History Of Chad

Environmental factors in the northern part of Chadian land encouraged human settlement in the 7th millennium BC, and the area witnessed rapid population growth. Chad is home to some of the most significant African archaeological sites, primarily in the Borkou-Ennedi-Tibesti Region; some date back to before 2000 BC.The Chadian...

Stay Safe & Healthy in Chad

Stay Safe in ChadChad is always embroiled in political instability, and although rebel assaults are unlikely, they are definitely conceivable. The issue has stalled, but it still poses a danger. Sudan, a nation with which Chad shares conflicts, spills over into Eastern Chad as a result of the Darfur...

How To Travel To N’Djamena

The only non-African city with a flight is Paris (by Air France). Johannesburg, Addis Ababa, Tripoli, Cotonou, Bangui, Lagos, Casablanca through Niamey, and Khartoum are among the African destinations. Historically, the most common method of entering the city was by boat up the Chari and Logone rivers, but this...

Prices In N’Djamena

MARKET / SUPERMARKETMilk1 liter$ 2.40Tomatoes1 kg$ 1.75Cheese0.5 kg$ 7.00Apples1 kg$ 5.10Oranges1 kg$ 8.50Beer (domestic)0.5 l$ 3.00Bottle of Wine1 bottle$ 17.00Coca-Cola2 liters$ 3.20Bread1 piece$ 1.55Water1.5 l$ 0.90RESTAURANTSDinner (Low-range)for 2$ 20.00Dinner (Mid-range)for 2$ 40.00Dinner (High-range)for 2$ Mac Meal or similar1 meal$ 10.00Water0.33 l$ 0.75Cappuccino1 cup$ 3.20Beer (Imported)0.33 l$ 4.00 Beer (domestic)0.5 l$ 1.15 Coca-Cola0.33 l$ 1.00Coctail drink1...

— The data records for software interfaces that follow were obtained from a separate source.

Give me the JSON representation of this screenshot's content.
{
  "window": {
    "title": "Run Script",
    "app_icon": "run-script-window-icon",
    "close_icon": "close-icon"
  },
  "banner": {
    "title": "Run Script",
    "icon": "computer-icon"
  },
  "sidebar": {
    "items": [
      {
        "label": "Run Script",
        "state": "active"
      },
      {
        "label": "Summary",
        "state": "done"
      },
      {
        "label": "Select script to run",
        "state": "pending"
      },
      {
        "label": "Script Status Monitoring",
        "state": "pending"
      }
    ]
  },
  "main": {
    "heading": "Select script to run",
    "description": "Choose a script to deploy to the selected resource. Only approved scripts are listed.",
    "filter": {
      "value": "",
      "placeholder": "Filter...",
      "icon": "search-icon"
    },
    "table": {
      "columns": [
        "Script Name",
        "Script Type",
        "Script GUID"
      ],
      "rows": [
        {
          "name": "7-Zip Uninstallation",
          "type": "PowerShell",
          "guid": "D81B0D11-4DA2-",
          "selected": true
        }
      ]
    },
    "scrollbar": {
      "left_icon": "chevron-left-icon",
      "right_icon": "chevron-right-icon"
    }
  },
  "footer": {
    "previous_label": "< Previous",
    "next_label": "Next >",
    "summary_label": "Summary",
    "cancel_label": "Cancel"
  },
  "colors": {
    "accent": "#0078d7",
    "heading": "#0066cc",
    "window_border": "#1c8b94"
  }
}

Stay Safe & Healthy In N’Djamena

Chad has been plagued by political unrest and Islamist activities in recent years, and despite the fact that the security situation has gradually improved since 2010, the UK and US governments advise against all but necessary travel to the country. Outside of N'Djamena, the capital, travel is very risky,...



South America


North America

Most Popular